REQUIRED WORK — Print each record below character for character.

[Records from a data collection]
BEGIN
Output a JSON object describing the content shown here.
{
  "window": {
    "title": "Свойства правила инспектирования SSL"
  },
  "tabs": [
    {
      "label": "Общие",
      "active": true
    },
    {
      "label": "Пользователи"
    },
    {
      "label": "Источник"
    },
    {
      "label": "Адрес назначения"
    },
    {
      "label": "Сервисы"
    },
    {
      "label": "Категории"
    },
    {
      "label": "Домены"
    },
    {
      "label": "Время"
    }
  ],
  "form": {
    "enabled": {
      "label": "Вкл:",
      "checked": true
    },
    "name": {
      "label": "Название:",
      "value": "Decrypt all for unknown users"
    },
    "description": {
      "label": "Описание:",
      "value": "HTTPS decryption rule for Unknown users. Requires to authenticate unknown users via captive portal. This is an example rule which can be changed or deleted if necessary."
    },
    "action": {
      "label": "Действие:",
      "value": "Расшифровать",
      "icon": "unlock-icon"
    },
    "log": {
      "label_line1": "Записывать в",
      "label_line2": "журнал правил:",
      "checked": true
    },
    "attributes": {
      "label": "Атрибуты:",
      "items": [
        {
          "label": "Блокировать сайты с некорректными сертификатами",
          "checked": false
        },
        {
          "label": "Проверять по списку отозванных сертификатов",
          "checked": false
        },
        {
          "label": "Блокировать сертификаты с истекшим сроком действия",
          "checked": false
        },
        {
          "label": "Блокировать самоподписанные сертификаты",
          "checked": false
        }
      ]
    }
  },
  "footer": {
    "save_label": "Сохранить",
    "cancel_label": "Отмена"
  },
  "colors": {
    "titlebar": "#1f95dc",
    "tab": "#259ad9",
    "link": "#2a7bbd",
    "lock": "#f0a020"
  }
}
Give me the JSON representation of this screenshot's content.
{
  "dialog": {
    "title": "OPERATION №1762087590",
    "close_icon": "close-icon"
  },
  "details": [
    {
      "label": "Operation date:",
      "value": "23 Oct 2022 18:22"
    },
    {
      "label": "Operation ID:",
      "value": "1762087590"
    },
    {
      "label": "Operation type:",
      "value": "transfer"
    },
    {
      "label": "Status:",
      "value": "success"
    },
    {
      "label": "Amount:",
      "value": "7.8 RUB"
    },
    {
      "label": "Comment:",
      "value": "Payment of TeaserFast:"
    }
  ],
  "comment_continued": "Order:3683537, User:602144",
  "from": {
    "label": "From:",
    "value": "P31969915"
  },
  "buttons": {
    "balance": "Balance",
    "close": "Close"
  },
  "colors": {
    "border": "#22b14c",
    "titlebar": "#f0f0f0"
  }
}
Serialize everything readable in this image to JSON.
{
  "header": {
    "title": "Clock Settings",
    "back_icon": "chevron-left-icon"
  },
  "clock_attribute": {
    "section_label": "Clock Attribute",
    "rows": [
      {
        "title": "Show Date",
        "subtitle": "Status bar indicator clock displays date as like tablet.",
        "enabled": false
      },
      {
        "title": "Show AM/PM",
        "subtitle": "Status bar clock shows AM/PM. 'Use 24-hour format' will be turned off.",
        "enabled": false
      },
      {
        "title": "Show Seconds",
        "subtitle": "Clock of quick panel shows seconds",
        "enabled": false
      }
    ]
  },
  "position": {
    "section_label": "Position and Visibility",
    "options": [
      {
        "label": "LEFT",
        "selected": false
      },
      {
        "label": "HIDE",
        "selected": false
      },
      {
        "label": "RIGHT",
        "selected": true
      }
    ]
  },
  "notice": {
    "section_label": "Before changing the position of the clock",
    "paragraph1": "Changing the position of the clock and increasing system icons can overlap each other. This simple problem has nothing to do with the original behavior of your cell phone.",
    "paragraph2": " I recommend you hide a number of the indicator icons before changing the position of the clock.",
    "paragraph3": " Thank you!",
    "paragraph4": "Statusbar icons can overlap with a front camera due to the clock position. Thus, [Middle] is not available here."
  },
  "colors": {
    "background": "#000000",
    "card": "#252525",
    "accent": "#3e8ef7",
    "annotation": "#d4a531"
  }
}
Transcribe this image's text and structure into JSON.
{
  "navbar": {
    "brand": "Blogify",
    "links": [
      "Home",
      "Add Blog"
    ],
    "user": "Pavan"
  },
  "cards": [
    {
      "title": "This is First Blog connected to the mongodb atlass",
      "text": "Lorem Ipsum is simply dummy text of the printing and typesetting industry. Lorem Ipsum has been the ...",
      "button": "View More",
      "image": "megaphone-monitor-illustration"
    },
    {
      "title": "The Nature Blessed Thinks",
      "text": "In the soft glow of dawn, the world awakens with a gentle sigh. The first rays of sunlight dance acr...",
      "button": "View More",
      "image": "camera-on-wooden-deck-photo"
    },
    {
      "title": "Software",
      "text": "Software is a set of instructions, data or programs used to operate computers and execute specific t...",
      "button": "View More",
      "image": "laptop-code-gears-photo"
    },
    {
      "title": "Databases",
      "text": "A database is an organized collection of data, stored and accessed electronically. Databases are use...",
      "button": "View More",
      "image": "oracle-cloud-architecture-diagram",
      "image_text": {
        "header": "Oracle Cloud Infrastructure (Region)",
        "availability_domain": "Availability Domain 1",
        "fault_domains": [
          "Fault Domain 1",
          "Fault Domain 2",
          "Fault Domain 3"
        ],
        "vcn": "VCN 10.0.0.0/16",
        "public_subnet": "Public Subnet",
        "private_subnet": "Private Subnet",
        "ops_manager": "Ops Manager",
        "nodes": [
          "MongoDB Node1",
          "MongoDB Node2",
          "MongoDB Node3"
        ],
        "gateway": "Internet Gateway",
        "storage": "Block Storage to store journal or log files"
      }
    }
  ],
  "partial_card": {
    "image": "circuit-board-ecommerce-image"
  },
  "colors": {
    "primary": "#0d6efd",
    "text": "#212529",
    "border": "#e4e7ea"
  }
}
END
COMPLETED TASK —
Output a JSON object describing the content shown here.
{
  "window": {
    "title": "Свойства правила инспектирования SSL"
  },
  "tabs": [
    {
      "label": "Общие",
      "active": true
    },
    {
      "label": "Пользователи"
    },
    {
      "label": "Источник"
    },
    {
      "label": "Адрес назначения"
    },
    {
      "label": "Сервисы"
    },
    {
      "label": "Категории"
    },
    {
      "label": "Домены"
    },
    {
      "label": "Время"
    }
  ],
  "form": {
    "enabled": {
      "label": "Вкл:",
      "checked": true
    },
    "name": {
      "label": "Название:",
      "value": "Decrypt all for unknown users"
    },
    "description": {
      "label": "Описание:",
      "value": "HTTPS decryption rule for Unknown users. Requires to authenticate unknown users via captive portal. This is an example rule which can be changed or deleted if necessary."
    },
    "action": {
      "label": "Действие:",
      "value": "Расшифровать",
      "icon": "unlock-icon"
    },
    "log": {
      "label_line1": "Записывать в",
      "label_line2": "журнал правил:",
      "checked": true
    },
    "attributes": {
      "label": "Атрибуты:",
      "items": [
        {
          "label": "Блокировать сайты с некорректными сертификатами",
          "checked": false
        },
        {
          "label": "Проверять по списку отозванных сертификатов",
          "checked": false
        },
        {
          "label": "Блокировать сертификаты с истекшим сроком действия",
          "checked": false
        },
        {
          "label": "Блокировать самоподписанные сертификаты",
          "checked": false
        }
      ]
    }
  },
  "footer": {
    "save_label": "Сохранить",
    "cancel_label": "Отмена"
  },
  "colors": {
    "titlebar": "#1f95dc",
    "tab": "#259ad9",
    "link": "#2a7bbd",
    "lock": "#f0a020"
  }
}
Give me the JSON representation of this screenshot's content.
{
  "dialog": {
    "title": "OPERATION №1762087590",
    "close_icon": "close-icon"
  },
  "details": [
    {
      "label": "Operation date:",
      "value": "23 Oct 2022 18:22"
    },
    {
      "label": "Operation ID:",
      "value": "1762087590"
    },
    {
      "label": "Operation type:",
      "value": "transfer"
    },
    {
      "label": "Status:",
      "value": "success"
    },
    {
      "label": "Amount:",
      "value": "7.8 RUB"
    },
    {
      "label": "Comment:",
      "value": "Payment of TeaserFast:"
    }
  ],
  "comment_continued": "Order:3683537, User:602144",
  "from": {
    "label": "From:",
    "value": "P31969915"
  },
  "buttons": {
    "balance": "Balance",
    "close": "Close"
  },
  "colors": {
    "border": "#22b14c",
    "titlebar": "#f0f0f0"
  }
}
Serialize everything readable in this image to JSON.
{
  "header": {
    "title": "Clock Settings",
    "back_icon": "chevron-left-icon"
  },
  "clock_attribute": {
    "section_label": "Clock Attribute",
    "rows": [
      {
        "title": "Show Date",
        "subtitle": "Status bar indicator clock displays date as like tablet.",
        "enabled": false
      },
      {
        "title": "Show AM/PM",
        "subtitle": "Status bar clock shows AM/PM. 'Use 24-hour format' will be turned off.",
        "enabled": false
      },
      {
        "title": "Show Seconds",
        "subtitle": "Clock of quick panel shows seconds",
        "enabled": false
      }
    ]
  },
  "position": {
    "section_label": "Position and Visibility",
    "options": [
      {
        "label": "LEFT",
        "selected": false
      },
      {
        "label": "HIDE",
        "selected": false
      },
      {
        "label": "RIGHT",
        "selected": true
      }
    ]
  },
  "notice": {
    "section_label": "Before changing the position of the clock",
    "paragraph1": "Changing the position of the clock and increasing system icons can overlap each other. This simple problem has nothing to do with the original behavior of your cell phone.",
    "paragraph2": " I recommend you hide a number of the indicator icons before changing the position of the clock.",
    "paragraph3": " Thank you!",
    "paragraph4": "Statusbar icons can overlap with a front camera due to the clock position. Thus, [Middle] is not available here."
  },
  "colors": {
    "background": "#000000",
    "card": "#252525",
    "accent": "#3e8ef7",
    "annotation": "#d4a531"
  }
}
Transcribe this image's text and structure into JSON.
{
  "navbar": {
    "brand": "Blogify",
    "links": [
      "Home",
      "Add Blog"
    ],
    "user": "Pavan"
  },
  "cards": [
    {
      "title": "This is First Blog connected to the mongodb atlass",
      "text": "Lorem Ipsum is simply dummy text of the printing and typesetting industry. Lorem Ipsum has been the ...",
      "button": "View More",
      "image": "megaphone-monitor-illustration"
    },
    {
      "title": "The Nature Blessed Thinks",
      "text": "In the soft glow of dawn, the world awakens with a gentle sigh. The first rays of sunlight dance acr...",
      "button": "View More",
      "image": "camera-on-wooden-deck-photo"
    },
    {
      "title": "Software",
      "text": "Software is a set of instructions, data or programs used to operate computers and execute specific t...",
      "button": "View More",
      "image": "laptop-code-gears-photo"
    },
    {
      "title": "Databases",
      "text": "A database is an organized collection of data, stored and accessed electronically. Databases are use...",
      "button": "View More",
      "image": "oracle-cloud-architecture-diagram",
      "image_text": {
        "header": "Oracle Cloud Infrastructure (Region)",
        "availability_domain": "Availability Domain 1",
        "fault_domains": [
          "Fault Domain 1",
          "Fault Domain 2",
          "Fault Domain 3"
        ],
        "vcn": "VCN 10.0.0.0/16",
        "public_subnet": "Public Subnet",
        "private_subnet": "Private Subnet",
        "ops_manager": "Ops Manager",
        "nodes": [
          "MongoDB Node1",
          "MongoDB Node2",
          "MongoDB Node3"
        ],
        "gateway": "Internet Gateway",
        "storage": "Block Storage to store journal or log files"
      }
    }
  ],
  "partial_card": {
    "image": "circuit-board-ecommerce-image"
  },
  "colors": {
    "primary": "#0d6efd",
    "text": "#212529",
    "border": "#e4e7ea"
  }
}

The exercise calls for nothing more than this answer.